Are single-stock ETFs the future?

Unlike highly leveraged U.S. counterparts, COO insists world's first yield-focused single-stock ETFs were designed for advisors

Are single-stock ETFs the future?

Last week, Purpose Investments revealed its plans to once again be at the forefront of investment innovation.

Extending a record that includes Canada’s first high-interest savings account ETF and the world’s first spot bitcoin ETF, the firm has filed a preliminary prospectus to launch the Purpose Yield Shares ETFs, which will be the first yield-focused single-stock ETFs in the world.

“If you think about it, they're really not providing anything new,” says Vlad Tasevski, COO and head of Product at Purpose Investments. “The strategies we’re using here aren’t exotic or black-box. We’re just packaging them in an elegant way.”

According to Tasevski, the new yield-shares ETFs were designed to address a widely shared need among investment advisors. While they may want to get exposure to single stocks that they pick themselves or are recommended by their head office research desks, Tasevski says going further than long-only exposure to specific stocks is difficult to achieve for the average advisor.
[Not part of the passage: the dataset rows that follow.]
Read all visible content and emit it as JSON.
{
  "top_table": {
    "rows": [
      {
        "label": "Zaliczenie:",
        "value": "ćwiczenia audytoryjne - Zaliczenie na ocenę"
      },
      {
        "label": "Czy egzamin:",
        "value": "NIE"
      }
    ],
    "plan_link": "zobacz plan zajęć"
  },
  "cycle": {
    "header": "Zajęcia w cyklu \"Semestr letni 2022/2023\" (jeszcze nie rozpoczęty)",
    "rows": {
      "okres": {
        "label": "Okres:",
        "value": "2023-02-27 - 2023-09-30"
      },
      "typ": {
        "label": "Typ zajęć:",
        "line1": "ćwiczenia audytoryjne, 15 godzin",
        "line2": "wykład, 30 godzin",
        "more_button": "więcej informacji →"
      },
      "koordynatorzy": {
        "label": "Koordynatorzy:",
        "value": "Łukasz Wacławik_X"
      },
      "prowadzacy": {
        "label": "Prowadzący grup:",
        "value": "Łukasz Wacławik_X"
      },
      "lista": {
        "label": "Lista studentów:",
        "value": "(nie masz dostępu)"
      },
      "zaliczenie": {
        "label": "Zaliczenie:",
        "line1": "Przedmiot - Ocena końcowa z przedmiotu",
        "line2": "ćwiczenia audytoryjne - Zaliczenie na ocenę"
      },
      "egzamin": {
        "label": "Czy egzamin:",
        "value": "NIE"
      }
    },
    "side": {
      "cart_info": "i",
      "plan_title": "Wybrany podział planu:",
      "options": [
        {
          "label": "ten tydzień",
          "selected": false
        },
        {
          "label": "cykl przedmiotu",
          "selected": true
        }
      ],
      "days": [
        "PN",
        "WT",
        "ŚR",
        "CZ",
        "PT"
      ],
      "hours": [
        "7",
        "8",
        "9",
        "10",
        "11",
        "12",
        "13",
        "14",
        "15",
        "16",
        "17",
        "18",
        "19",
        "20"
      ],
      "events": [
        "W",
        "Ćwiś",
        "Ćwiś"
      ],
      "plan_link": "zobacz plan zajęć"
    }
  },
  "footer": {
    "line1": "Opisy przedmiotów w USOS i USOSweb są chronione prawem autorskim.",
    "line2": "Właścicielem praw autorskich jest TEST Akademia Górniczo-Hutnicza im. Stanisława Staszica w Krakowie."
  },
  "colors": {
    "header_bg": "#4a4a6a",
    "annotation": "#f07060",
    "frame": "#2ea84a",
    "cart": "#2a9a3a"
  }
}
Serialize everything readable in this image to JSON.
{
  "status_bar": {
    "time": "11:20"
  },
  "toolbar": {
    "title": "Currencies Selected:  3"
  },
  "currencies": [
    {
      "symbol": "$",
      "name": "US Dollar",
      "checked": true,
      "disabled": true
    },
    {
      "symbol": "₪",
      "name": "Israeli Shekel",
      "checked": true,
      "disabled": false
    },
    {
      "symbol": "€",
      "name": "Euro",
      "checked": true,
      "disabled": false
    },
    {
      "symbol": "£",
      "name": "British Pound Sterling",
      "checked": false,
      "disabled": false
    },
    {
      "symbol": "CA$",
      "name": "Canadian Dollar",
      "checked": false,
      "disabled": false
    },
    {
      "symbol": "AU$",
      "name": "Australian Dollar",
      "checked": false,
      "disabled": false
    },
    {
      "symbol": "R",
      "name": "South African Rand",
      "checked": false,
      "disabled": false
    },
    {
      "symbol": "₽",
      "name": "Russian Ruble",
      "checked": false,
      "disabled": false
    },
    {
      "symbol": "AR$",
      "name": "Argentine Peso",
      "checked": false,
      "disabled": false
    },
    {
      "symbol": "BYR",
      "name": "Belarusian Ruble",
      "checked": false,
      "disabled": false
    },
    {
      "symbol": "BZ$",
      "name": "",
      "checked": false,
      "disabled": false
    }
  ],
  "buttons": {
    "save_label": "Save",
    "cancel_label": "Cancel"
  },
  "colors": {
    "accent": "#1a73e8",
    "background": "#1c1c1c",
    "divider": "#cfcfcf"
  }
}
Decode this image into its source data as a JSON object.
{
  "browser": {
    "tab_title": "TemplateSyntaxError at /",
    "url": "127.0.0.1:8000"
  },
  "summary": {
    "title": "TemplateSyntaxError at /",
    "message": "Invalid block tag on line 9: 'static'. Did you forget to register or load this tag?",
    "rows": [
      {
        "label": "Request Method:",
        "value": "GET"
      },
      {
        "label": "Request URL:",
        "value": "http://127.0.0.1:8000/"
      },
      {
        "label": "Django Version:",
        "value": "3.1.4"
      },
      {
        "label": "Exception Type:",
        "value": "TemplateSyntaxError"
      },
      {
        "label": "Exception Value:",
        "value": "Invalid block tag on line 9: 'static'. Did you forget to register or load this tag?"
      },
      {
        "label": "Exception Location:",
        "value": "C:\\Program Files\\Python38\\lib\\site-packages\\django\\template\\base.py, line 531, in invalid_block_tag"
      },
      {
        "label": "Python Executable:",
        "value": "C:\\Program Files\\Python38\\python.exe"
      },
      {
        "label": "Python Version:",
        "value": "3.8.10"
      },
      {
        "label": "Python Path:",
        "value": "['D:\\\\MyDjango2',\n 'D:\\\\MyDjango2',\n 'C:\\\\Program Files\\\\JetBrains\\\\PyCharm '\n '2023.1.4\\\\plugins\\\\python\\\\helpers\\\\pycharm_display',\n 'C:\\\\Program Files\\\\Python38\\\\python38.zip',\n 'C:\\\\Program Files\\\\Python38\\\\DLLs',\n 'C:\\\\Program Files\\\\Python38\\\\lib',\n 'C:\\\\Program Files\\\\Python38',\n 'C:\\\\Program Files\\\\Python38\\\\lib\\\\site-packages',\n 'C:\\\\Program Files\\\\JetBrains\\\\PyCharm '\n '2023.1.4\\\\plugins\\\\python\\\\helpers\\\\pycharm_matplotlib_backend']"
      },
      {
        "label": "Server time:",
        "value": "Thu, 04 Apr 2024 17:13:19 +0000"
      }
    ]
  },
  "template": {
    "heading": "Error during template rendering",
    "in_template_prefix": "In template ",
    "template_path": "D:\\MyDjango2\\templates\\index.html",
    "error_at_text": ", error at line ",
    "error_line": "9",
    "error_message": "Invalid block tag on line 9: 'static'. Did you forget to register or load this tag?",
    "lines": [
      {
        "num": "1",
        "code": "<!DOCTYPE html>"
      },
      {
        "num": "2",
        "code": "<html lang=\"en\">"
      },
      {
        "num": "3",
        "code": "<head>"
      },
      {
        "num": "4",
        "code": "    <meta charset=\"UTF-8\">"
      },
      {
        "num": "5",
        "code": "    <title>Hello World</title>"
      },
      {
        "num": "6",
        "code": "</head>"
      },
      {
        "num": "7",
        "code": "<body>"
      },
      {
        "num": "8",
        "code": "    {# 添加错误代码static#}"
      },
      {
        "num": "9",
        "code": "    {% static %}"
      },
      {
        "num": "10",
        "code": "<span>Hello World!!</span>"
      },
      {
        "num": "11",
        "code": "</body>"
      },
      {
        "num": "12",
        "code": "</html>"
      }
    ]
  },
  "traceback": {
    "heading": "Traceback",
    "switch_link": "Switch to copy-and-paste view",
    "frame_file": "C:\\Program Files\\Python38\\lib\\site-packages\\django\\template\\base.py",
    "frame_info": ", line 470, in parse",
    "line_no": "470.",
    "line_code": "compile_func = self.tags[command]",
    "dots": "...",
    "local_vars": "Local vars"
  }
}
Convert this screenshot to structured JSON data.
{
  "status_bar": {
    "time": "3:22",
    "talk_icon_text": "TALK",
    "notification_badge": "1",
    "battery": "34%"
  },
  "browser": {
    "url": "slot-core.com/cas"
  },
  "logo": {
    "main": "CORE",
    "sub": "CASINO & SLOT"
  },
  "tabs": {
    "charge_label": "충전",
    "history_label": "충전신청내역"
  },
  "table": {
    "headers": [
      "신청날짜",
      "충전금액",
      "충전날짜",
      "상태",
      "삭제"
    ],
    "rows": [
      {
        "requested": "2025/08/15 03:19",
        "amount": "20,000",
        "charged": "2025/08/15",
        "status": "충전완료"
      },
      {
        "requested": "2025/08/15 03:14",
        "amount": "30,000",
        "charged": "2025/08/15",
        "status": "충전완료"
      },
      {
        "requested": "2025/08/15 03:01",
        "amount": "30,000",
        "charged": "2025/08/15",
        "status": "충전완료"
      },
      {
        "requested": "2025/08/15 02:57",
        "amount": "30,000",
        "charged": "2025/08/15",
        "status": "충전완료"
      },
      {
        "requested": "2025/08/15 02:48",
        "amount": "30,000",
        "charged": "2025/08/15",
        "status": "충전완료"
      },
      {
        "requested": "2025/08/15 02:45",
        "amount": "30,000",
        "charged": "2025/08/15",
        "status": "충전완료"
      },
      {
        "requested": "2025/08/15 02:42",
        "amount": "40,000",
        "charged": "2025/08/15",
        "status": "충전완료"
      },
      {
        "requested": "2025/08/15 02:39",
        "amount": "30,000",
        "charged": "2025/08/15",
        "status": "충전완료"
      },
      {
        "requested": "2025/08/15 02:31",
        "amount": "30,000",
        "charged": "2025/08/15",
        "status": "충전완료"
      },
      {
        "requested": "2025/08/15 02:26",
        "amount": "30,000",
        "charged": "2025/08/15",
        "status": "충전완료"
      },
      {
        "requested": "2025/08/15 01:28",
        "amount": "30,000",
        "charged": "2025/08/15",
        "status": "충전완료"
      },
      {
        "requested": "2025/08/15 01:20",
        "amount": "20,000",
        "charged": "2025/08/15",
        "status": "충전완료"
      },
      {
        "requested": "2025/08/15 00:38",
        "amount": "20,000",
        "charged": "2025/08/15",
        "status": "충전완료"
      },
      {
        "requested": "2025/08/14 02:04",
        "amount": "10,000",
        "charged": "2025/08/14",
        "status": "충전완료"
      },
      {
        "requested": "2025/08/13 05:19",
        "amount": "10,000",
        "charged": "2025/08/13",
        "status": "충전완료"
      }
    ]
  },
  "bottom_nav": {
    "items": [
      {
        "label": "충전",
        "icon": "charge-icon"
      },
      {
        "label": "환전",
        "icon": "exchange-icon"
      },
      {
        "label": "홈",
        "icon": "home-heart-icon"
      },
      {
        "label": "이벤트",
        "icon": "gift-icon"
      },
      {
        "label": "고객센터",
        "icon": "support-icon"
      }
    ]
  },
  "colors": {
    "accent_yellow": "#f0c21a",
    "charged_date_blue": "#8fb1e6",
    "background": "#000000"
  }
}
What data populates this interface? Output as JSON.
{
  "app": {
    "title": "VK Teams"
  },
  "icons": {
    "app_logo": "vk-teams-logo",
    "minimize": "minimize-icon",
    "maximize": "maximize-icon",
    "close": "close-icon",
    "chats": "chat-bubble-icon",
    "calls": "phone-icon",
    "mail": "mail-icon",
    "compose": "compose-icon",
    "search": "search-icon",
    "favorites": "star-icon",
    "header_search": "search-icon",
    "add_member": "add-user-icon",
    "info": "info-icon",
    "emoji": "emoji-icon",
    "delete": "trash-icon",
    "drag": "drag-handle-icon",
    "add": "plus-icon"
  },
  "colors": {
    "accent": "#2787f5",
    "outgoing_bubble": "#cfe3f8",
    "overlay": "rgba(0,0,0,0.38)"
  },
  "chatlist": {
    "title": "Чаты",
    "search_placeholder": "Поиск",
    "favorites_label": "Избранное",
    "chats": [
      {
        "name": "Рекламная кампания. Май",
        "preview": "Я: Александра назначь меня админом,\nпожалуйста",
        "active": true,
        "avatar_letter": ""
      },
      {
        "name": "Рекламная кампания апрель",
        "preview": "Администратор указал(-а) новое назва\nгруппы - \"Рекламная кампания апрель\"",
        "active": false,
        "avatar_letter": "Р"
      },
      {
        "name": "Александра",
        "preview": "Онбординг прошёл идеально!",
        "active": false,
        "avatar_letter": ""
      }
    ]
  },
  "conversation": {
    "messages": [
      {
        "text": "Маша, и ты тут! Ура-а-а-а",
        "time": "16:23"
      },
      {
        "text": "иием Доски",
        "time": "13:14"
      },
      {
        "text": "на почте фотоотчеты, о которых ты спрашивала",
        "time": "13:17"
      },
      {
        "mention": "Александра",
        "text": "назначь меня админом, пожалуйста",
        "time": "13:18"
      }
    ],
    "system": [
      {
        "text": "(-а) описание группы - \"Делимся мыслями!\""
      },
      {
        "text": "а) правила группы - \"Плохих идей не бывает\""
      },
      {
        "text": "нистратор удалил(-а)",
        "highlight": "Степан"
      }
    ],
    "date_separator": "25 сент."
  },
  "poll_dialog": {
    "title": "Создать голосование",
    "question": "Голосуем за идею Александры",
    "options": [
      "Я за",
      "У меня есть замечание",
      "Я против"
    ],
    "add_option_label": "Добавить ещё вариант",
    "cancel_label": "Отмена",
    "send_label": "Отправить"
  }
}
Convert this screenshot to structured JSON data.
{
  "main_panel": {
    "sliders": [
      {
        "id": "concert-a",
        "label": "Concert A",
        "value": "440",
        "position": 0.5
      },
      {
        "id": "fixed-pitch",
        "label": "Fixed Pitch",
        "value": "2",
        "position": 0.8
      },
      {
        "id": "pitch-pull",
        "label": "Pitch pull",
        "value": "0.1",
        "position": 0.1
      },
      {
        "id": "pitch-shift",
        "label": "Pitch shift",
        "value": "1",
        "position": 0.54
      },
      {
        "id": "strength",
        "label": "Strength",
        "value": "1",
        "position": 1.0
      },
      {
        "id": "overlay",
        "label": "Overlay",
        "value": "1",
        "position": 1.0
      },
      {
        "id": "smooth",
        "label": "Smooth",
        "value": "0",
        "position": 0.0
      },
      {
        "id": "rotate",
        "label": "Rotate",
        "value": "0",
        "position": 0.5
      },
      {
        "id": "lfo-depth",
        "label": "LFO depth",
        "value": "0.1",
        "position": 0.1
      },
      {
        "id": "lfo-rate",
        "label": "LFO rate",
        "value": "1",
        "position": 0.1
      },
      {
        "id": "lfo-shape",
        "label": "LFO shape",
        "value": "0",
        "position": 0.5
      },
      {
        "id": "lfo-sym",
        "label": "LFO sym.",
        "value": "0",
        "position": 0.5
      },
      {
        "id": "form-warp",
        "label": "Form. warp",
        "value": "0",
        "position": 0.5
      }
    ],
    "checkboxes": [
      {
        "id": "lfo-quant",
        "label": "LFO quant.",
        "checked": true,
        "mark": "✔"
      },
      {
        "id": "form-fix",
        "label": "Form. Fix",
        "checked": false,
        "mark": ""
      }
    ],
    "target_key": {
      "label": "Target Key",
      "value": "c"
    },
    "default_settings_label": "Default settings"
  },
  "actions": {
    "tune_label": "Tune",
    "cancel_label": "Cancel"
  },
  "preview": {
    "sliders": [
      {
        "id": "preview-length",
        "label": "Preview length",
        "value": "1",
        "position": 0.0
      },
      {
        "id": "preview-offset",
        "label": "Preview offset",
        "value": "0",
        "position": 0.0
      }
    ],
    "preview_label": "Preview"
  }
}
“For advisors, it’s not that easy to actually overwrite calls and use modest leverage to augment the income,” he explains. “Trying to achieve that, account by account, is very tedious.”

The initial suite of Purpose Yield Shares ETFs will provide exposure to 10 U.S. mega-cap names including Apple, Alphabet, Exxon Mobil, and JP Morgan Chase. Rather than totally replace direct equity holdings of those companies, Tasevski says the new yield shares ETFs are designed as a way for advisors to complement their holdings of single stocks.

Today’s advisors are also able to get stock-specific allocations to U.S. names through Canadian depositary receipts or CDRs, which were first introduced by CIBC last year. Like CDRs, each of the yield shares ETFs also offers currency-hedged exposure to its underlying U.S. stock, but Purpose’s products include covered calls and modest leverage to modestly enhance their potential yield.

“These yield shares ETFs will also provide options to investors seeking tax-loss selling opportunities,” Tasevski adds. “In a year like this one when markets have been battered, tax-loss harvesting is more important than ever.”

In July, single-stock ETFs were first introduced to the U.S. retail investor market. But those products differ from what Purpose has put together, Tasevski explains, because they have higher levels of leverage ranging from 1.5x to 3x exposure.

“Inverse and leveraged funds have been most commonly misunderstood products in the past,” he says, noting how features like daily rebalancing could negatively impact returns in a buy-and-hold strategy. “Purpose is not in the business of providing daily trading vehicles.”

After launching the initial suite of 10 yield-shares products, Purpose hopes to expand the offering with more large names in the coming months as they seek to expand optionality for investors and advisors.

“We’re very excited. Canadian investors and advisors will be the first ones to access this,” Tasevski says. “We believe that this will create its own product category over the long term.”

A preliminary long-form prospectus relating to the ETFs (the “Preliminary Prospectus”) has been filed with the Canadian securities commissions or similar authorities. You cannot buy securities of the ETFs until the relevant securities commissions or similar authorities issue receipts for the final prospectus of the ETFs. Copies of the Preliminary Prospectus may be obtained from Purpose. 

Commissions, trailing commissions, management fees and expenses all may be associated with investment fund investments. The prospectus contains important detailed information about the investment fund. Please read the prospectus before investing. There is no assurance that any fund will achieve its investment objective, and its net asset value, yield, and investment return will fluctuate from time to time with market conditions. Investment funds are not guaranteed, their values change frequently, and past performance may not be repeated.